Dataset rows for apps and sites
━━━━

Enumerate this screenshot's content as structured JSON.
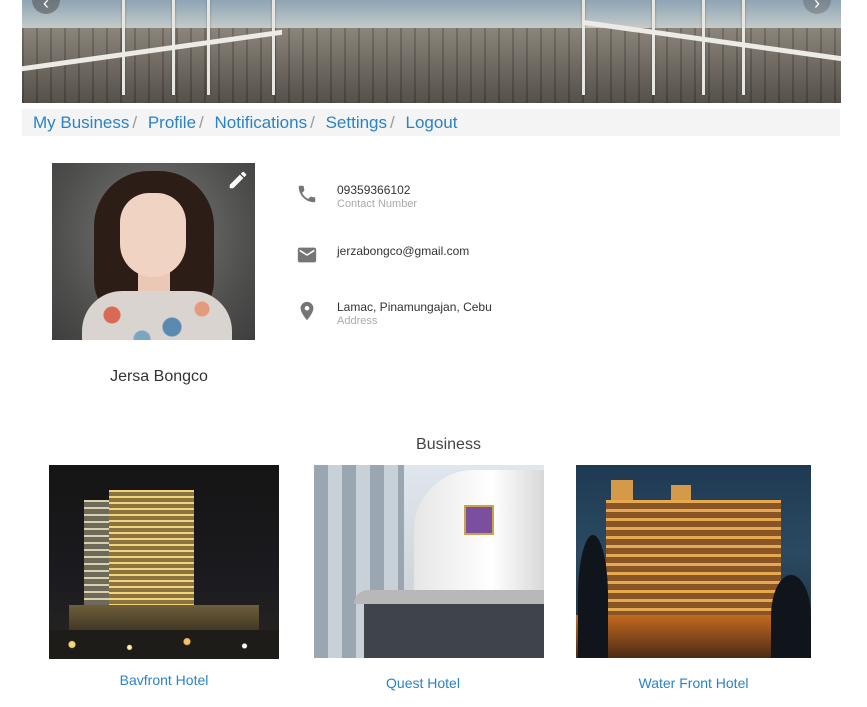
{
  "nav": {
    "items": [
      {
        "label": "My Business"
      },
      {
        "label": "Profile"
      },
      {
        "label": "Notifications"
      },
      {
        "label": "Settings"
      },
      {
        "label": "Logout"
      }
    ],
    "separator": "/"
  },
  "profile": {
    "name": "Jersa Bongco",
    "phone": {
      "value": "09359366102",
      "label": "Contact Number",
      "icon": "phone-icon"
    },
    "email": {
      "value": "jerzabongco@gmail.com",
      "icon": "mail-icon"
    },
    "address": {
      "value": "Lamac, Pinamungajan, Cebu",
      "label": "Address",
      "icon": "location-pin-icon"
    },
    "edit_icon": "pencil-icon"
  },
  "business": {
    "title": "Business",
    "items": [
      {
        "name": "Bavfront Hotel"
      },
      {
        "name": "Quest Hotel"
      },
      {
        "name": "Water Front Hotel"
      }
    ]
  },
  "colors": {
    "link": "#2a82c9",
    "nav_bg": "#f4f4f4",
    "icon": "#757575"
  }
}
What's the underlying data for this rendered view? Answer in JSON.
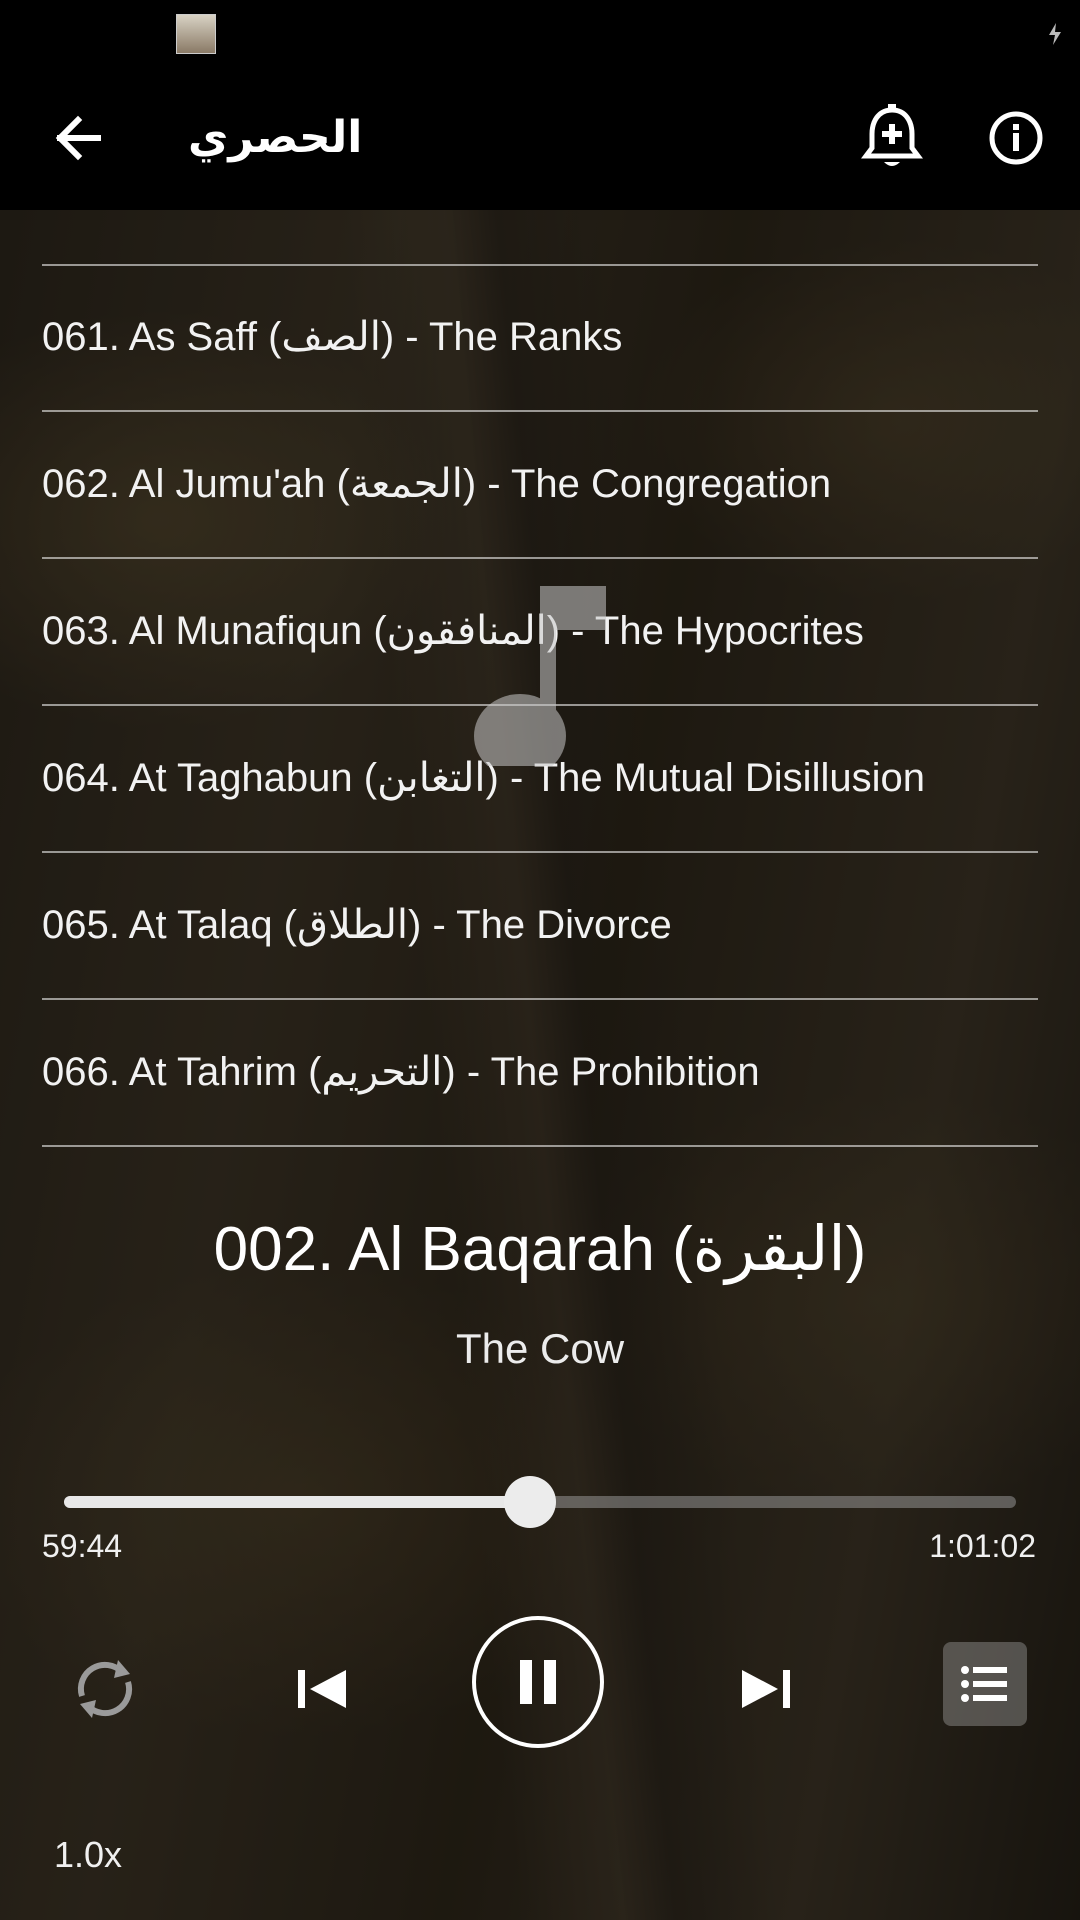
{
  "app": {
    "title": "الحصري"
  },
  "header": {
    "back_icon": "arrow-left-icon",
    "alarm_icon": "alarm-add-icon",
    "info_icon": "info-icon"
  },
  "surah_list": [
    {
      "label": "061. As Saff (الصف) - The Ranks"
    },
    {
      "label": "062. Al Jumu'ah (الجمعة) - The Congregation"
    },
    {
      "label": "063. Al Munafiqun (المنافقون) - The Hypocrites"
    },
    {
      "label": "064. At Taghabun (التغابن) - The Mutual Disillusion"
    },
    {
      "label": "065. At Talaq (الطلاق) - The Divorce"
    },
    {
      "label": "066. At Tahrim (التحريم) - The Prohibition"
    }
  ],
  "now_playing": {
    "title": "002. Al Baqarah (البقرة)",
    "subtitle": "The Cow",
    "elapsed": "59:44",
    "total": "1:01:02",
    "progress_fraction": 0.49
  },
  "controls": {
    "repeat_icon": "repeat-icon",
    "prev_icon": "skip-previous-icon",
    "play_icon": "pause-icon",
    "next_icon": "skip-next-icon",
    "playlist_icon": "playlist-icon",
    "speed": "1.0x"
  },
  "colors": {
    "appbar": "#000000",
    "text": "#ffffff",
    "divider": "#bfbfbf"
  }
}
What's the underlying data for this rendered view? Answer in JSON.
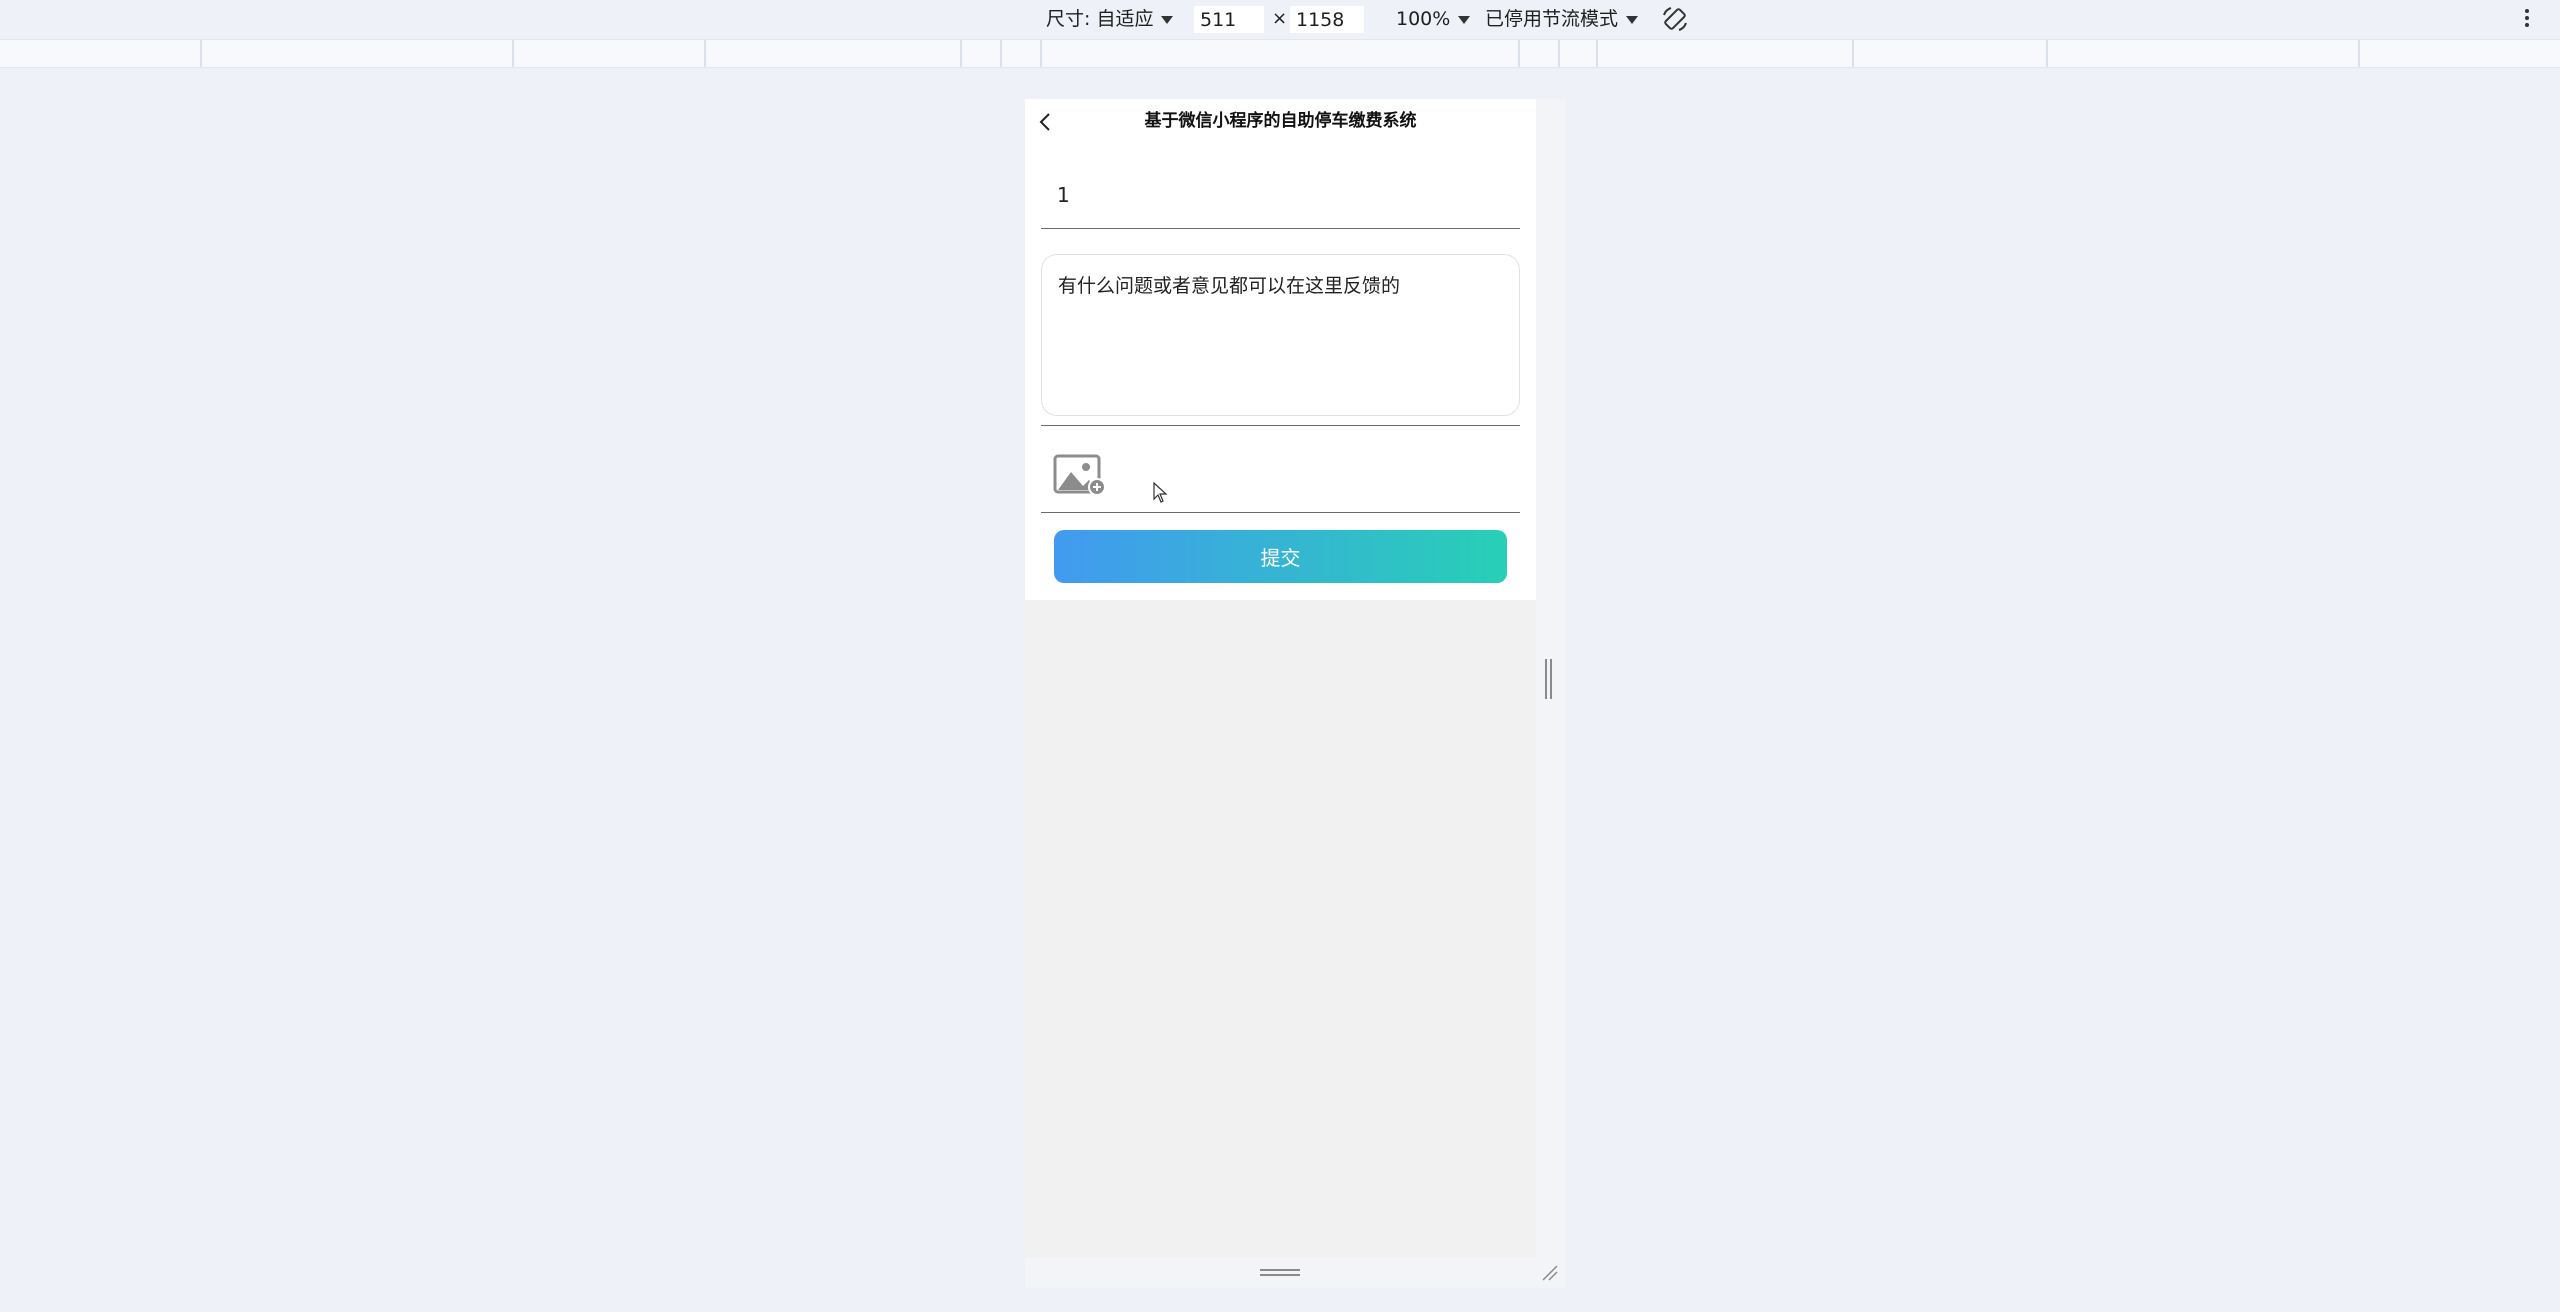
{
  "devtools": {
    "size_label": "尺寸: 自适应",
    "width_value": "511",
    "times_symbol": "×",
    "height_value": "1158",
    "zoom_label": "100%",
    "throttle_label": "已停用节流模式",
    "rotate_icon": "rotate-icon",
    "more_icon": "more-options-icon"
  },
  "app": {
    "nav_title": "基于微信小程序的自助停车缴费系统",
    "back_icon": "chevron-left-icon",
    "form": {
      "title_value": "1",
      "content_value": "有什么问题或者意见都可以在这里反馈的",
      "upload_icon": "image-add-icon",
      "submit_label": "提交"
    }
  },
  "colors": {
    "gradient_start": "#429af0",
    "gradient_end": "#28cfb6",
    "page_background": "#f1f1f1",
    "devtools_background": "#eef1f8"
  }
}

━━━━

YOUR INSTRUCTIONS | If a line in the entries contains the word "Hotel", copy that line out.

OUTPUT FOR THIS EXERCISE |
        "name": "Bavfront Hotel"
        "name": "Quest Hotel"
        "name": "Water Front Hotel"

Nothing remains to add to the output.